Your goal: Would you please write out each of the entries below exactly, omitting pictures?

Provided data:
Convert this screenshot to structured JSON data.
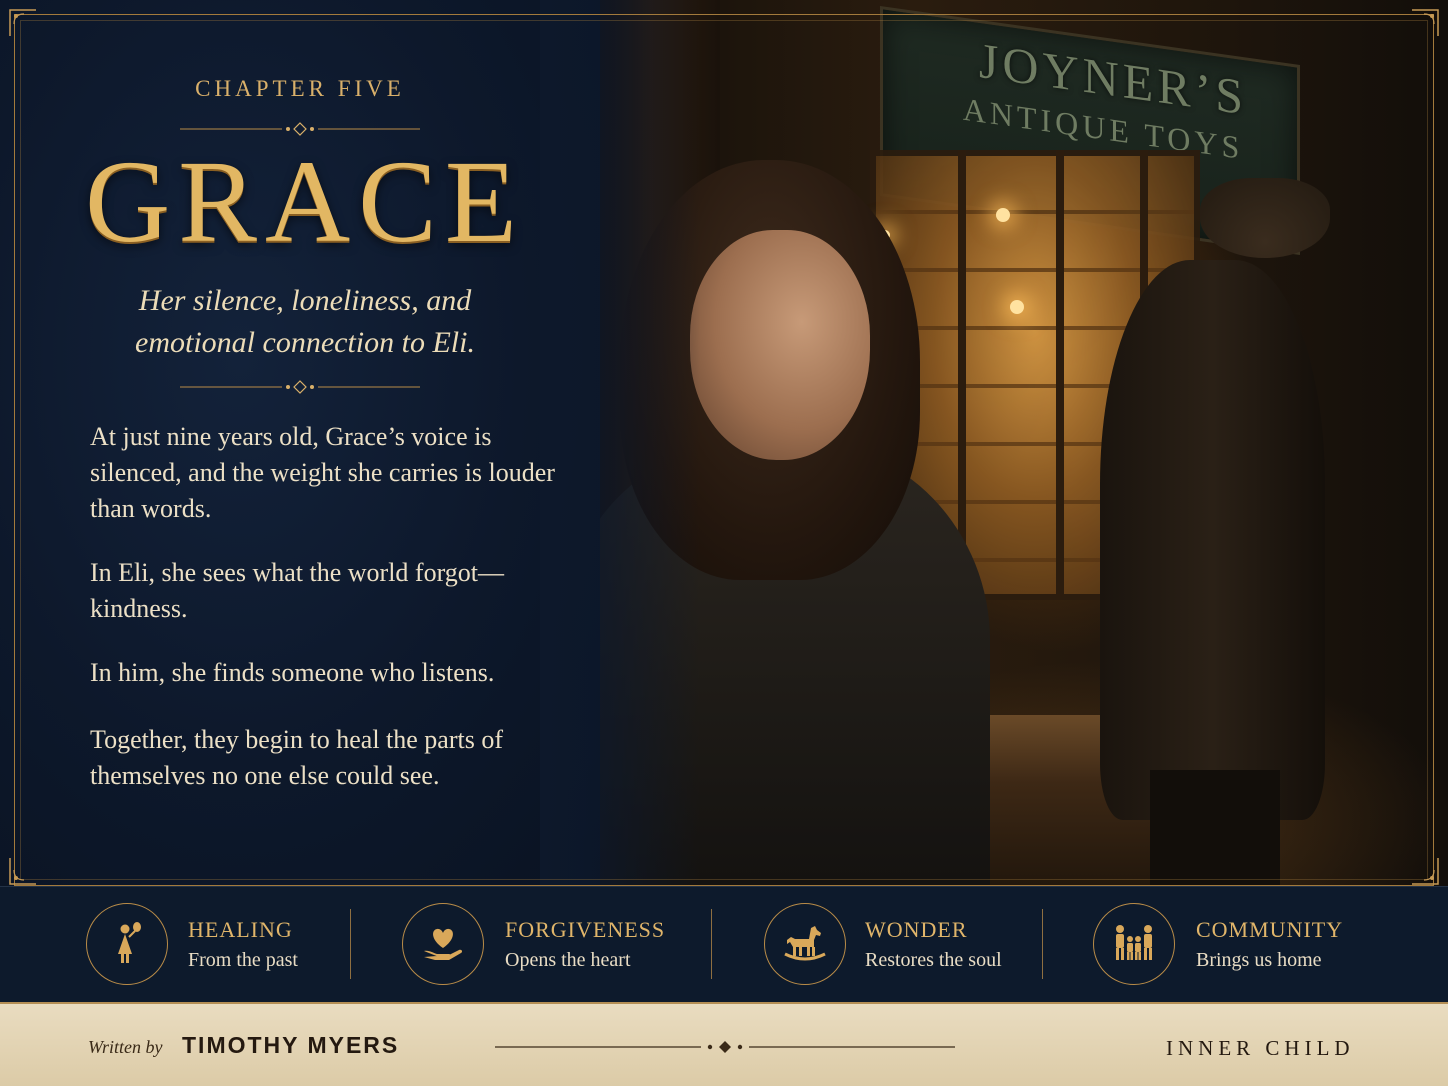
{
  "chapter": {
    "label": "CHAPTER FIVE",
    "title": "GRACE",
    "subtitle": "Her silence, loneliness, and emotional connection to Eli.",
    "paragraphs": [
      "At just nine years old, Grace’s voice is silenced, and the weight she carries is louder than words.",
      "In Eli, she sees what the world forgot—kindness.",
      "In him, she finds someone who listens.",
      "Together, they begin to heal the parts of themselves no one else could see."
    ]
  },
  "scene": {
    "sign_line1": "JOYNER’S",
    "sign_line2": "ANTIQUE TOYS"
  },
  "values": [
    {
      "title": "HEALING",
      "subtitle": "From the past",
      "icon": "girl-balloon-icon"
    },
    {
      "title": "FORGIVENESS",
      "subtitle": "Opens the heart",
      "icon": "heart-hand-icon"
    },
    {
      "title": "WONDER",
      "subtitle": "Restores the soul",
      "icon": "rocking-horse-icon"
    },
    {
      "title": "COMMUNITY",
      "subtitle": "Brings us home",
      "icon": "family-icon"
    }
  ],
  "footer": {
    "written_by": "Written by",
    "author": "TIMOTHY MYERS",
    "series": "INNER CHILD"
  },
  "colors": {
    "navy": "#0d1a2c",
    "gold": "#e2b763",
    "parchment": "#e9dcc0"
  }
}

The answer:
Convert this screenshot to structured JSON data.
{
  "chapter": {
    "label": "CHAPTER FIVE",
    "title": "GRACE",
    "subtitle": "Her silence, loneliness, and emotional connection to Eli.",
    "paragraphs": [
      "At just nine years old, Grace’s voice is silenced, and the weight she carries is louder than words.",
      "In Eli, she sees what the world forgot—kindness.",
      "In him, she finds someone who listens.",
      "Together, they begin to heal the parts of themselves no one else could see."
    ]
  },
  "scene": {
    "sign_line1": "JOYNER’S",
    "sign_line2": "ANTIQUE TOYS"
  },
  "values": [
    {
      "title": "HEALING",
      "subtitle": "From the past",
      "icon": "girl-balloon-icon"
    },
    {
      "title": "FORGIVENESS",
      "subtitle": "Opens the heart",
      "icon": "heart-hand-icon"
    },
    {
      "title": "WONDER",
      "subtitle": "Restores the soul",
      "icon": "rocking-horse-icon"
    },
    {
      "title": "COMMUNITY",
      "subtitle": "Brings us home",
      "icon": "family-icon"
    }
  ],
  "footer": {
    "written_by": "Written by",
    "author": "TIMOTHY MYERS",
    "series": "INNER CHILD"
  },
  "colors": {
    "navy": "#0d1a2c",
    "gold": "#e2b763",
    "parchment": "#e9dcc0"
  }
}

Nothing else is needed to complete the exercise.